"So, you can give me the $60, though?"

"Yes, I will do that. Who should I make the check to?"

"I don't know. Why don't you just bring cash?"

"Um, no, Mike. I'm not going to give you cash. I'll only write a check."

"Yeah, but I don't know who it should made to."

"Well, you can ask at the jail when you go there. I'll give you a check with the 'payable to' line not filled in. You can fill it in when you know."

Now, dear reader, before you chastise me for foolish gullibility, understand that this is part of my plan. I want to see if Mike will, in fact, do what I've asked of him.

"So, dad, you'll give me a check with the 'payable to' line blank and then I can just fill it in?"

"Yes, Mike. You will fill it in at the jail with what they tell you. Where do you want me to meet you?"

We discuss a couple of options, and I hear him consulting in a muffled fashion with his companions. "How about [the name of the bank where my checking account is held]?"

The location immediately make me suspicious, but I agree. In a few minutes I arrive in the parking lot and pull up to the car in which are four young adult males. I stop, Mike gets out and comes to my car. He sits in the front seat and bemoans his fate. "It's just bogus, dad. She [the parole officer] shouldn't be making me go to jail over this."

I remind Mike, patiently, that he has violated the terms of his release. I ask how she knows he was even out of the county overnight.

"I don't know. She probably could tell from the phone number I used to call her or something."

He is prevaricating, filling space (aka "lying") hoping I will not think there's more to the story. I am pretty sure there must be more to the story, though.

"Yeah, dad, I was just thinking, it's going to be more than $60. There's a booking fee, too. Do you have an extra $10?"

"No, Mike, I do not. My checkbook is at home."

"Oh." He hesitates, can think of no other way to add to his monetary booty and opens the door.

He gets out, grabs the clean clothes that I have recently washed for him and today delivered to him, and I say, "Give me a call next week when you know what's going on." He says, "No, I'll call you tonight." We exchange goodbyes.

The car to which he returns does not move. In fact there sees to be no inclination at all for them to move. Truth by told, it seems Mike is stalling. With exaggerated effort he steps out of the car, takes out his freshly washed hoodie and begins to put it on. It takes a long time. I decide to pretend I am oblivious to the tactic, and I depart.

But I drive across the highway to a parking lot where I can watch what transpires. It takes a couple of minutes to get there, but the car still has not moved. I wait one minute. Two minutes. Three minutes. Four minutes later one of Mike's friends from the white car exits the bank doors and gets into the car. Immediately the car departs.

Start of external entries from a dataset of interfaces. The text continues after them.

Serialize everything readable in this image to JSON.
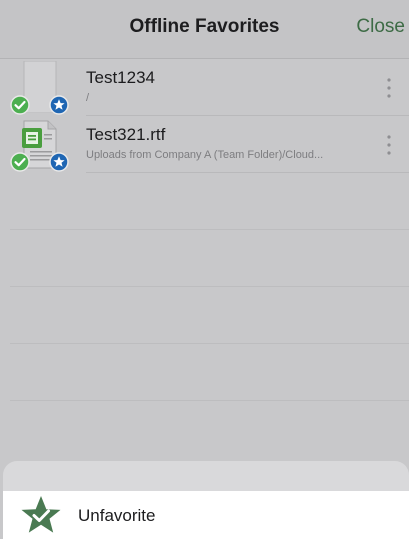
{
  "navbar": {
    "title": "Offline Favorites",
    "close_label": "Close"
  },
  "files": [
    {
      "name": "Test1234",
      "path": "/",
      "icon": "blank-document-icon",
      "synced": true,
      "favorited": true
    },
    {
      "name": "Test321.rtf",
      "path": "Uploads from Company A (Team Folder)/Cloud...",
      "icon": "rtf-document-icon",
      "synced": true,
      "favorited": true
    }
  ],
  "action_sheet": {
    "action_label": "Unfavorite",
    "action_icon": "unfavorite-star-icon"
  },
  "colors": {
    "accent_green": "#3d6b45",
    "check_green": "#4caf50",
    "star_blue": "#1f66b3",
    "star_icon_green": "#4a7a52"
  }
}
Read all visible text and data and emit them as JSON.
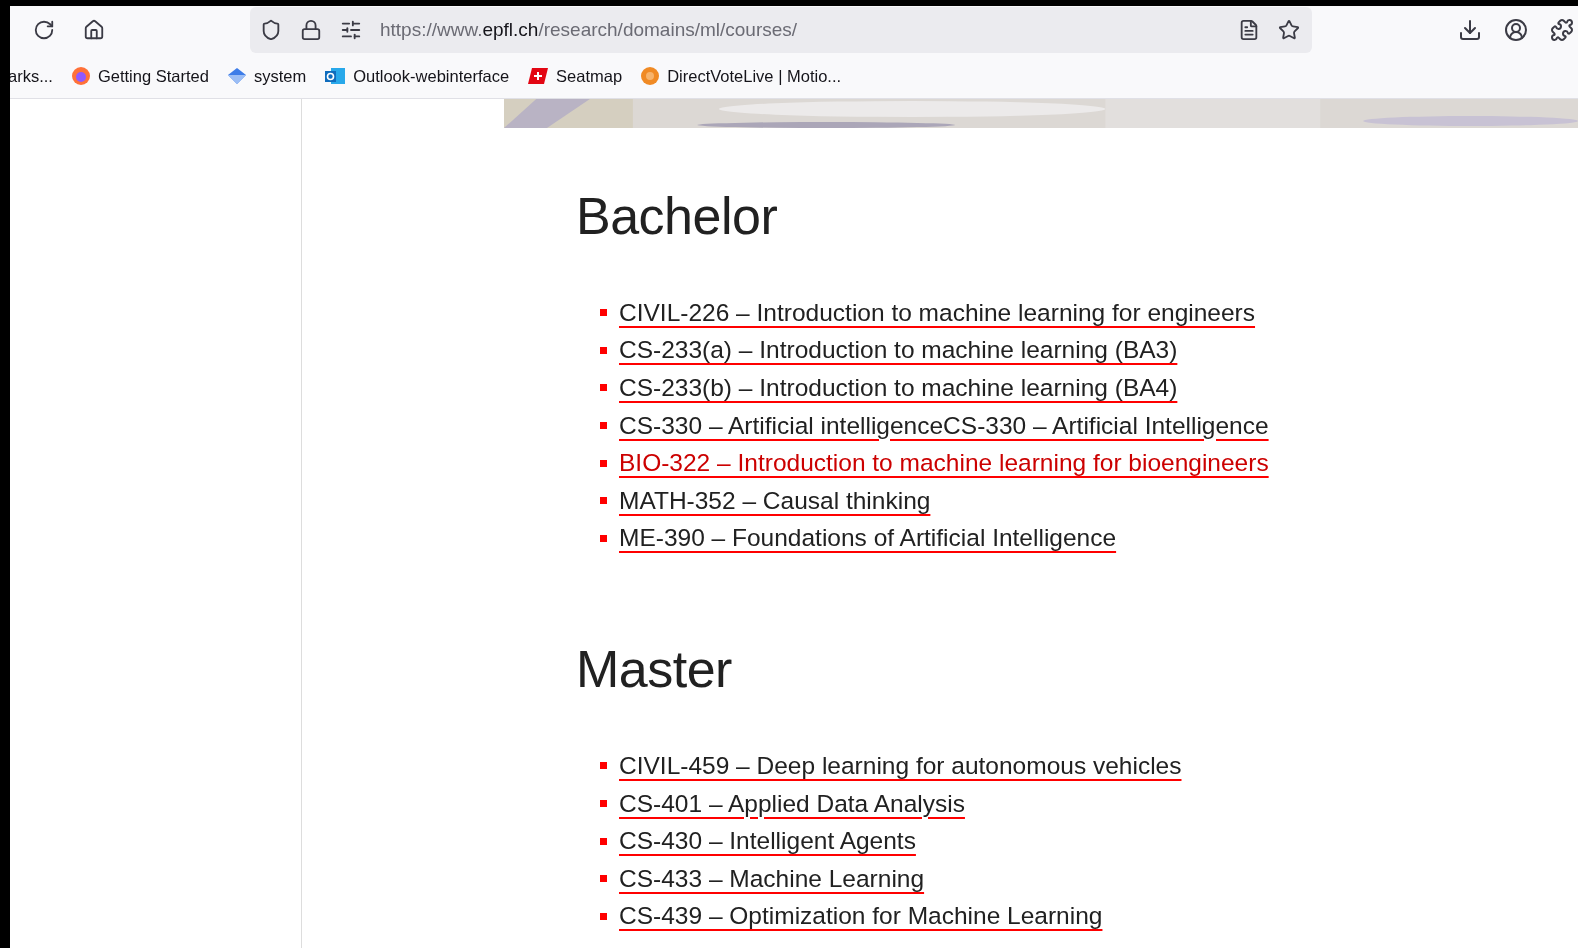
{
  "toolbar": {
    "url_prefix": "https://www.",
    "url_domain": "epfl.ch",
    "url_path": "/research/domains/ml/courses/"
  },
  "bookmarks": [
    {
      "label": "arks..."
    },
    {
      "label": "Getting Started"
    },
    {
      "label": "system"
    },
    {
      "label": "Outlook-webinterface"
    },
    {
      "label": "Seatmap"
    },
    {
      "label": "DirectVoteLive | Motio..."
    }
  ],
  "sections": [
    {
      "heading": "Bachelor",
      "courses": [
        {
          "label": "CIVIL-226 – Introduction to machine learning for engineers",
          "hovered": false
        },
        {
          "label": "CS-233(a) – Introduction to machine learning (BA3)",
          "hovered": false
        },
        {
          "label": "CS-233(b) – Introduction to machine learning (BA4)",
          "hovered": false
        },
        {
          "label": "CS-330 – Artificial intelligenceCS-330 – Artificial Intelligence",
          "hovered": false
        },
        {
          "label": "BIO-322 – Introduction to machine learning for bioengineers",
          "hovered": true
        },
        {
          "label": "MATH-352 – Causal thinking",
          "hovered": false
        },
        {
          "label": "ME-390 – Foundations of Artificial Intelligence",
          "hovered": false
        }
      ]
    },
    {
      "heading": "Master",
      "courses": [
        {
          "label": "CIVIL-459 – Deep learning for autonomous vehicles",
          "hovered": false
        },
        {
          "label": "CS-401 – Applied Data Analysis",
          "hovered": false
        },
        {
          "label": "CS-430 – Intelligent Agents",
          "hovered": false
        },
        {
          "label": "CS-433 – Machine Learning",
          "hovered": false
        },
        {
          "label": "CS-439 – Optimization for Machine Learning",
          "hovered": false
        }
      ]
    }
  ]
}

I have good reason to believe I have been set up. While I do not yet have the details in hand, I think the truth is something akin to this. The reason Mike's parole officer knows he was outside the county is because he was involved in something illegal there (how else would she have reason to know he was gone?) He has been ordered to present himself at law enforcement tonight because he will have a hearing to determine whether his parole has been revoked, and that hearing will not take place until early next week. He needs to be in jail to ensure that he does not abscond. The $60 is not for any "Huber Release" fees. It is for his friend in the car to repay back for something. While his friend would have preferred the $70 [or the $150 referenced above for a new winter coat], he will take $60 for now.

As soon as my check appears online (so that I can see who is on the "payable to" line) I will be able to close my "case." If, in fact, the check shows no evidence of having gone through the county law enforcement system to pay "fees," this may well be the last time I will help Mike financially.

And, if it turns out that the recommendation is that Mike serve his time [twenty-two months in prison] for violating his parole yet again, it may be that I will not need to worry about it for some time.


Narcissa said...

Thank you for the update Bart, it doesn´t sound like good news and I am sorry to hear that.

I wish you and your family a good weekend in the meantime.


Angela :-) said...

Whew! That was long, but I read the whole thing.

I have nothing to offer except prayers.

Angela :-)